Return each line of the records below that contains the word "detail".

>>>>>

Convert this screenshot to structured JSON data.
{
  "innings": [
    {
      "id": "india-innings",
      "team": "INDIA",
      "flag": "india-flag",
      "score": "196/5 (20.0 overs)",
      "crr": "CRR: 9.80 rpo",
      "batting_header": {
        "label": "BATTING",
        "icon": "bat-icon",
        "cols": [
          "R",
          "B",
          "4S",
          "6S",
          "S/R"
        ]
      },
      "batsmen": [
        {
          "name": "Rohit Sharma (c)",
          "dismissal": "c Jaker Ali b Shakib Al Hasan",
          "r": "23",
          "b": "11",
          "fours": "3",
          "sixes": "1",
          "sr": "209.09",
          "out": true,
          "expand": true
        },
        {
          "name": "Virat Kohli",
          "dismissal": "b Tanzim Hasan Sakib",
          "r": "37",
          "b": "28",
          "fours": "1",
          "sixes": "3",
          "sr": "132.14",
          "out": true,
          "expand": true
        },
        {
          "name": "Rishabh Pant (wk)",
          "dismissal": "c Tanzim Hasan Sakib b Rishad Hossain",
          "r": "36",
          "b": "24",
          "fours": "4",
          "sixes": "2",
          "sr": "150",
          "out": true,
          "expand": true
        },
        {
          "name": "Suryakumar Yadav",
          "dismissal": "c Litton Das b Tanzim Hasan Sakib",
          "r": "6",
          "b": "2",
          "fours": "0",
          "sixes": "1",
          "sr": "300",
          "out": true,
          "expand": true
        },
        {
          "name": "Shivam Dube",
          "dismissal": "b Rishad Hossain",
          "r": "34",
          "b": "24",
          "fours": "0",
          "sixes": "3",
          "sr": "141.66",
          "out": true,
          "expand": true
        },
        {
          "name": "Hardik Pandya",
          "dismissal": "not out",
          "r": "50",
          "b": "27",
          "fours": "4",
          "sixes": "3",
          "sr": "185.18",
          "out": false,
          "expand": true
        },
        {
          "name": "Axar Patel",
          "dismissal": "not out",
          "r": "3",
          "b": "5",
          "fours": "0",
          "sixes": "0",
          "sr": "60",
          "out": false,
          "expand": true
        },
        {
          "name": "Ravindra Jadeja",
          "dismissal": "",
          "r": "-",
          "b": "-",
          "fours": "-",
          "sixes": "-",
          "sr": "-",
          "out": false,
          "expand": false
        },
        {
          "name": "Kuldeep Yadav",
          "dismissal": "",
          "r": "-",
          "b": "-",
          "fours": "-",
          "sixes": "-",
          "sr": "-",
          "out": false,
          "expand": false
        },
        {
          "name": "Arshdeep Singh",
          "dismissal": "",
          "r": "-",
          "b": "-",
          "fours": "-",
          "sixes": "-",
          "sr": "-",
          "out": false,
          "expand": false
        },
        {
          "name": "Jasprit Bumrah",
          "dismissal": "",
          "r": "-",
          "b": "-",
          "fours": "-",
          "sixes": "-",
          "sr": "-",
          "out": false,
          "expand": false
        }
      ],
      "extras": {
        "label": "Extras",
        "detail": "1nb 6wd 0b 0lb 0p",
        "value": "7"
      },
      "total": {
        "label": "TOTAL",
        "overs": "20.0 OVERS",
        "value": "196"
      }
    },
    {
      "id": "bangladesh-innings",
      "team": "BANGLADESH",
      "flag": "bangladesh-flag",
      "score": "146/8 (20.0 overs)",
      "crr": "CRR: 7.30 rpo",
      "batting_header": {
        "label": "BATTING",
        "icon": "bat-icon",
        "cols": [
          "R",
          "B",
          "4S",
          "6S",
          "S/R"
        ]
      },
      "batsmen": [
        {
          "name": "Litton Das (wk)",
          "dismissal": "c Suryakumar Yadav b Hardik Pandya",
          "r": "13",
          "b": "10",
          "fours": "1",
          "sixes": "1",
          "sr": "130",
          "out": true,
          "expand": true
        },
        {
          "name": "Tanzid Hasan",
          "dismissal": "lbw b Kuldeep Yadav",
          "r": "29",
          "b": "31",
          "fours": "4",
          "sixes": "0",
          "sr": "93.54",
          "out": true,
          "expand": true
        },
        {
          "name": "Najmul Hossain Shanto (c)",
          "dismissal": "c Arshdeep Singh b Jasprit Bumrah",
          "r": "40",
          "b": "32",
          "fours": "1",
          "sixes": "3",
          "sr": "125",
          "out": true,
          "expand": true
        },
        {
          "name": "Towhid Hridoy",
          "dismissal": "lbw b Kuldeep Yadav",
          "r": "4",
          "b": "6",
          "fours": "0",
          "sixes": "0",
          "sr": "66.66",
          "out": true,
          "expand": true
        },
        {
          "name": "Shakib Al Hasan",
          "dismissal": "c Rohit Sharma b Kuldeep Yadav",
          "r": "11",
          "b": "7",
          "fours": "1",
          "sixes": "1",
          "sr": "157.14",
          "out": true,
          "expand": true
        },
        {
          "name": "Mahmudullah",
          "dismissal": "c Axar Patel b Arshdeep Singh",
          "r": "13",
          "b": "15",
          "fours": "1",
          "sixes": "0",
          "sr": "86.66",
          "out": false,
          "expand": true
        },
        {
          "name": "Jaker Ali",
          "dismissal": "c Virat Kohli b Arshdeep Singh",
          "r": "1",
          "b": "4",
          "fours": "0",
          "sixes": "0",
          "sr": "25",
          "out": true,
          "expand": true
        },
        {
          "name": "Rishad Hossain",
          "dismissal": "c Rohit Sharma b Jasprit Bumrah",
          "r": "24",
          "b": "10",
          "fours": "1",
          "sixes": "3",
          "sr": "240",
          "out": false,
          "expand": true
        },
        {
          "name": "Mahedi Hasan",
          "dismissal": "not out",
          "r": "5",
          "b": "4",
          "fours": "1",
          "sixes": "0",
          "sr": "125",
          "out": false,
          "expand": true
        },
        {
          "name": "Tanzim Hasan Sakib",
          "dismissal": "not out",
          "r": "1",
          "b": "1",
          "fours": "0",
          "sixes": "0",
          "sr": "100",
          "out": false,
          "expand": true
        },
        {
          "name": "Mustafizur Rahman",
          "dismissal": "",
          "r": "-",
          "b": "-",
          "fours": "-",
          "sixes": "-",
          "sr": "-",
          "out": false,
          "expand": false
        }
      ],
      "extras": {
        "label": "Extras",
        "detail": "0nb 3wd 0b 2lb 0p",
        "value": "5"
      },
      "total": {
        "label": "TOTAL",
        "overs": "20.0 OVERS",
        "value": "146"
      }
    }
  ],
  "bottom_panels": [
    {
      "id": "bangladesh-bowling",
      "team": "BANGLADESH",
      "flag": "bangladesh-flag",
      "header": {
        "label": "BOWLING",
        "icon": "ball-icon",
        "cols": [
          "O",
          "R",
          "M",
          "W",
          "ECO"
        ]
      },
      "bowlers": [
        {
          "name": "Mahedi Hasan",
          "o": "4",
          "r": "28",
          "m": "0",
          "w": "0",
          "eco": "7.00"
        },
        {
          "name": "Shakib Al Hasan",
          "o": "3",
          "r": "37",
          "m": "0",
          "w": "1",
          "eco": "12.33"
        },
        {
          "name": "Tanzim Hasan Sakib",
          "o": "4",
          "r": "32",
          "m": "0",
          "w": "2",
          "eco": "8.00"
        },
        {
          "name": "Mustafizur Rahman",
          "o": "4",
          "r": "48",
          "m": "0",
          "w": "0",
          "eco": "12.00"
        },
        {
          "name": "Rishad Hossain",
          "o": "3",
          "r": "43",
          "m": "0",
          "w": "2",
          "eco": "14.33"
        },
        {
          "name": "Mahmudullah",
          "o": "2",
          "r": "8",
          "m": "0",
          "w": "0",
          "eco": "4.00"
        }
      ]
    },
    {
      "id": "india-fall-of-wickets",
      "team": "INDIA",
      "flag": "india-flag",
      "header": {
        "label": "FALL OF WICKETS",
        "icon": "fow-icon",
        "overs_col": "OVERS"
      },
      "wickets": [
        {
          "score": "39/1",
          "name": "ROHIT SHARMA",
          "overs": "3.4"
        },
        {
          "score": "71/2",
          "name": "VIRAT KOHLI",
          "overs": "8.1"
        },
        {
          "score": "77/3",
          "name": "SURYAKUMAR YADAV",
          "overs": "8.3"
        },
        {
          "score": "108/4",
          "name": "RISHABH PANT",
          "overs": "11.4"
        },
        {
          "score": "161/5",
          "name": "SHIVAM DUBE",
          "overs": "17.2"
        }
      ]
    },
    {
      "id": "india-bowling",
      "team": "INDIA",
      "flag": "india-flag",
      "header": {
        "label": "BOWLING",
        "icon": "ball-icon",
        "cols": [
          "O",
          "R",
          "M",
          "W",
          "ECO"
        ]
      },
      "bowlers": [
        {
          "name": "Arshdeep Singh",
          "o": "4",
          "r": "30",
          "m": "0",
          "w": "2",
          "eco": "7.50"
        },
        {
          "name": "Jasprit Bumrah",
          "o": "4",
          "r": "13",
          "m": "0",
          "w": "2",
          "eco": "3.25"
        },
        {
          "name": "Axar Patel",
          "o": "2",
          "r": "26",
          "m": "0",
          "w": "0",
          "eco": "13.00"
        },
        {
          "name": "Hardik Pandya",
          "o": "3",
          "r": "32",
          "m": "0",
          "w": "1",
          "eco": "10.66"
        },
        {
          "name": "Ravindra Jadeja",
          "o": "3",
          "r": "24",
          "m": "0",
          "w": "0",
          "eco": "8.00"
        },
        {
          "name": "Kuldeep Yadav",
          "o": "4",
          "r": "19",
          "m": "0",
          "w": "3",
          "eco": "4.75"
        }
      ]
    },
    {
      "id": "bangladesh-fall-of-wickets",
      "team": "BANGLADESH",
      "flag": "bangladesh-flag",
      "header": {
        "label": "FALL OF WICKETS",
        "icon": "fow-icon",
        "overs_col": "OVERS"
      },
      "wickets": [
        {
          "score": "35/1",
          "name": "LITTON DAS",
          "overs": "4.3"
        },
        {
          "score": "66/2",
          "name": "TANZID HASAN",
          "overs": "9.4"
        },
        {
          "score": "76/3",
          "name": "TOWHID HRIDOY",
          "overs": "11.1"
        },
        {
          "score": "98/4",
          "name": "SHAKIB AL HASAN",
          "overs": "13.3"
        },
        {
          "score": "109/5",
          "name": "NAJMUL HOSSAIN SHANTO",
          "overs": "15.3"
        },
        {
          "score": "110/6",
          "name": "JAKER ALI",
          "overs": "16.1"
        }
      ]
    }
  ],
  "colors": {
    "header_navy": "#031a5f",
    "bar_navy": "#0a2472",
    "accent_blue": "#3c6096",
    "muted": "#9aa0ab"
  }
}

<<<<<

**Solution**.
        "detail": "1nb 6wd 0b 0lb 0p",
        "detail": "0nb 3wd 0b 2lb 0p",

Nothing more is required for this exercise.